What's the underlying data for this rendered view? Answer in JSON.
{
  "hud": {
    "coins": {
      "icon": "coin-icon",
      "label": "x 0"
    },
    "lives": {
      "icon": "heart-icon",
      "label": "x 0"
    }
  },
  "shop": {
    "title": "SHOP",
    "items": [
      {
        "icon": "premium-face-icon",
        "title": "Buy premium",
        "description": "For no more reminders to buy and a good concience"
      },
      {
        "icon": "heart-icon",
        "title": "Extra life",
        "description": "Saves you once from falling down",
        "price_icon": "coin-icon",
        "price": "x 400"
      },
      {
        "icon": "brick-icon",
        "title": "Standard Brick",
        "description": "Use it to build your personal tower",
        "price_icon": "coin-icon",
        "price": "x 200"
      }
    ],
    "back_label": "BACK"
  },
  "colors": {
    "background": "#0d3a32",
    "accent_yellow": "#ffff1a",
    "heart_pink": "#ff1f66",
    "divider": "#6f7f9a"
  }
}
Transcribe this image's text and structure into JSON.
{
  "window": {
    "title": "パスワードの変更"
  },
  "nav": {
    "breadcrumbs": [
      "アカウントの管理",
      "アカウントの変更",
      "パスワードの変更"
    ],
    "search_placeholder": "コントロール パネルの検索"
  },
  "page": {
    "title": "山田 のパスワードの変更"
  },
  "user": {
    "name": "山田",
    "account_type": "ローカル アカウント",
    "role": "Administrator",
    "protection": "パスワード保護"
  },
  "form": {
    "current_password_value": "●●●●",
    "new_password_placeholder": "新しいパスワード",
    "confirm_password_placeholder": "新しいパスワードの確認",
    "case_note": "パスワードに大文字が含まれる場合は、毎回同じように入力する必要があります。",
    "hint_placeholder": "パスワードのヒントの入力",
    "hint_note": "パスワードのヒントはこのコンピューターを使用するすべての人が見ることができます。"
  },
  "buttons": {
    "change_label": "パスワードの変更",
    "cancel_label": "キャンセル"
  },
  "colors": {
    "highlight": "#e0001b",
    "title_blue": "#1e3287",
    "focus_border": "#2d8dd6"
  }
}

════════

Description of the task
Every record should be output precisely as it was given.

Output
What's the underlying data for this rendered view? Answer in JSON.
{
  "hud": {
    "coins": {
      "icon": "coin-icon",
      "label": "x 0"
    },
    "lives": {
      "icon": "heart-icon",
      "label": "x 0"
    }
  },
  "shop": {
    "title": "SHOP",
    "items": [
      {
        "icon": "premium-face-icon",
        "title": "Buy premium",
        "description": "For no more reminders to buy and a good concience"
      },
      {
        "icon": "heart-icon",
        "title": "Extra life",
        "description": "Saves you once from falling down",
        "price_icon": "coin-icon",
        "price": "x 400"
      },
      {
        "icon": "brick-icon",
        "title": "Standard Brick",
        "description": "Use it to build your personal tower",
        "price_icon": "coin-icon",
        "price": "x 200"
      }
    ],
    "back_label": "BACK"
  },
  "colors": {
    "background": "#0d3a32",
    "accent_yellow": "#ffff1a",
    "heart_pink": "#ff1f66",
    "divider": "#6f7f9a"
  }
}
Transcribe this image's text and structure into JSON.
{
  "window": {
    "title": "パスワードの変更"
  },
  "nav": {
    "breadcrumbs": [
      "アカウントの管理",
      "アカウントの変更",
      "パスワードの変更"
    ],
    "search_placeholder": "コントロール パネルの検索"
  },
  "page": {
    "title": "山田 のパスワードの変更"
  },
  "user": {
    "name": "山田",
    "account_type": "ローカル アカウント",
    "role": "Administrator",
    "protection": "パスワード保護"
  },
  "form": {
    "current_password_value": "●●●●",
    "new_password_placeholder": "新しいパスワード",
    "confirm_password_placeholder": "新しいパスワードの確認",
    "case_note": "パスワードに大文字が含まれる場合は、毎回同じように入力する必要があります。",
    "hint_placeholder": "パスワードのヒントの入力",
    "hint_note": "パスワードのヒントはこのコンピューターを使用するすべての人が見ることができます。"
  },
  "buttons": {
    "change_label": "パスワードの変更",
    "cancel_label": "キャンセル"
  },
  "colors": {
    "highlight": "#e0001b",
    "title_blue": "#1e3287",
    "focus_border": "#2d8dd6"
  }
}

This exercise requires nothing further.